Shiller’s proposal is an echo from a past era of what happens when empires get desperate. Consider what historian Niall Ferguson had to say about the financial difficulties of the Ottoman empire about a century ago [emphasis mine]:
The crisis had two distinct financial consequences: the sale of the khedive's shares in the Suez canal to the British government (for £4m, famously ad­vanced to Disraeli by the Rothschilds) and the hypothecation of certain Ottoman tax revenues for debt service under the auspices of an international Administration of the Ottoman Public Debt, on which European bondholders were represented. The critical point is that the debt crisis necessitated the sale or transfer of Middle Eastern revenue streams to Eur­opeans.


In Disraeli's day, the debt crisis turned out to have political as well as financial implications, presaging a reduction not just in income but also in sovereignty.

In the case of Egypt, what began with asset sales continued with the creation of a foreign commission to manage the public debt, the installation of an "international" government and finally, in 1882, to British military intervention and the country's transformation into a de facto colony. In the case of Turkey, the debt crisis was followed by the sultan's abdication and Russian military intervention, which dealt a lethal blow to the Ottoman position in the Balkans.
Given that backdrop, analysis that showing that the US needs to roll over $3.4T in debt over the next four years must be a huge concern, not only for investors but for the political stability of America and the world.

[Sigh...] sometimes you can’t save the world, you can only save yourself.


# 56 said...

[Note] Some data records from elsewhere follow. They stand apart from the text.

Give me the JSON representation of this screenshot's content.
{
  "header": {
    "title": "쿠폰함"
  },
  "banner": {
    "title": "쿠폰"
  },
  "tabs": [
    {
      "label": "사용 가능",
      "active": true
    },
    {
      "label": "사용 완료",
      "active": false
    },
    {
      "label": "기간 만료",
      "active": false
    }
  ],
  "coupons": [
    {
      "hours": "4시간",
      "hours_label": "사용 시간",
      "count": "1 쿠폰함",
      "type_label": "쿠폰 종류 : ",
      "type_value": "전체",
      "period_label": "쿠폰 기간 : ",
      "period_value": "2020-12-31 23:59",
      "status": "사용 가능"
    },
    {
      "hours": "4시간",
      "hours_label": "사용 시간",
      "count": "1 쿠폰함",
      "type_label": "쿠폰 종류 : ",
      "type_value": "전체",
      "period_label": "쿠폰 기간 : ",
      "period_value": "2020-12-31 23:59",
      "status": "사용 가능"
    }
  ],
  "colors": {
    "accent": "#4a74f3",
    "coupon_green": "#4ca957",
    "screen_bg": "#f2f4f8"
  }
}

Regarding the "Dirty War" concerns, and the degradation of the Constitution, do you have any thoughts on the Interpol Executive Order controversy? Largely ignored by the media, seems like ABC noticed and Fox mentioned, it is provoking deep concern in the libertarian and civil rights community.
The White House response is nothing short of outrageous. Instead of answering the questions raised they have taken a "nothing to see here" stance as seen in this piece:
The questions McCarthy raises are valid; whatever the White House thinks of his politics, his credentials are impeccable. AG Holder invited him to join a Blue Ribbon Commission earlier in the year.
Your step toward Argentina raises real concerns, but that decision was subject to Judicial review. To the best of my knowledge this XO is not. As it stands, this order flies directly in the face of the protections the constitution provides US citizens. The questions raised should be addressed, if for no other reason than this will fuel the fears of the black helicopter/militia crowd. This may be one of those rare occasion where they are correct in their interpretation of events.
We the people have questions, and we deserve answers.

Patrick said...

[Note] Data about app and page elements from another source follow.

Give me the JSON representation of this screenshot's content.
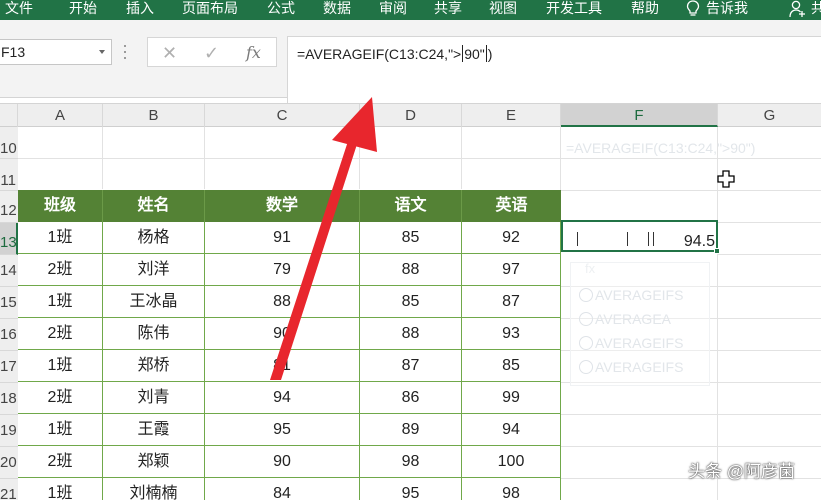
{
  "ribbon": {
    "tabs": [
      "文件",
      "开始",
      "插入",
      "页面布局",
      "公式",
      "数据",
      "审阅",
      "共享",
      "视图",
      "开发工具",
      "帮助"
    ],
    "tell_me": "告诉我",
    "share_partial": "共"
  },
  "formula_bar": {
    "name_box": "F13",
    "formula_before_caret": "=AVERAGEIF(C13:C24,\">",
    "formula_after_caret": "90\"",
    "cancel_glyph": "✕",
    "enter_glyph": "✓",
    "fx_label": "fx"
  },
  "columns": [
    "A",
    "B",
    "C",
    "D",
    "E",
    "F",
    "G"
  ],
  "rows": [
    "10",
    "11",
    "12",
    "13",
    "14",
    "15",
    "16",
    "17",
    "18",
    "19",
    "20",
    "21"
  ],
  "table": {
    "headers": [
      "班级",
      "姓名",
      "数学",
      "语文",
      "英语"
    ],
    "rows": [
      [
        "1班",
        "杨格",
        "91",
        "85",
        "92"
      ],
      [
        "2班",
        "刘洋",
        "79",
        "88",
        "97"
      ],
      [
        "1班",
        "王冰晶",
        "88",
        "85",
        "87"
      ],
      [
        "2班",
        "陈伟",
        "90",
        "88",
        "93"
      ],
      [
        "1班",
        "郑桥",
        "81",
        "87",
        "85"
      ],
      [
        "2班",
        "刘青",
        "94",
        "86",
        "99"
      ],
      [
        "1班",
        "王霞",
        "95",
        "89",
        "94"
      ],
      [
        "2班",
        "郑颖",
        "90",
        "98",
        "100"
      ],
      [
        "1班",
        "刘楠楠",
        "84",
        "95",
        "98"
      ]
    ]
  },
  "result_cell": "94.5",
  "ghost": {
    "formula": "=AVERAGEIF(C13:C24,\">90\")",
    "hint": "fx",
    "items": [
      "AVERAGEIFS",
      "AVERAGEA",
      "AVERAGEIFS",
      "AVERAGEIFS"
    ]
  },
  "watermark": "头条 @阿彦菌",
  "colors": {
    "ribbon": "#217346",
    "table_header": "#548235",
    "table_border": "#70a84a",
    "arrow": "#e8262d"
  },
  "icons": {
    "tell_me": "lightbulb-icon",
    "account": "person-icon",
    "cursor": "cross-cursor-icon"
  }
}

I think you're absolutely right, and I'll add that concerns about a dirty war in the US was one of my motivations for leaving. Guess where I live now? Argentina. Who knows, maybe we'll see a pole shift.

keithpiccirillo said...

Happy Brave New Year World.
At this time of year many of us reflect with families by watching the doomsday shows such as "The Twilight Zone" and stories of aliens on the history channel delivering humans to earth centuries ago to build the world's pyramids.
I sifted through "1984", and read some "Brave New World" and "Animal Farm" because it keeps my edge in place.
Big Brother (think Google) does exist.
There is no easy way to solve mortgage foreclosures and bank's balance sheet lopsidedness quickly enough to coincide with our Ministry of Unplenty's quantitative easing timing.
I fear one way out is through a might makes right military conflict to ameliorate debt. Is bankruptcy an option and is the impetus a downgrading of our bonds?
Since March, "All stocks are equal, but some are more equal than others", and I've been following along with your inflation/deflation timer.

Cam Hui, CFA said...

An alert reader emailed me to note that the Supreme Court did not rule that the president can declare anyone an enemy combatant, but declined to hear an appeal from a lower court on that issue (which is judicially a very different matter). While the ruling (or non-ruling) nevertheless has far reaching implications, it isn't as bad as I initially thought.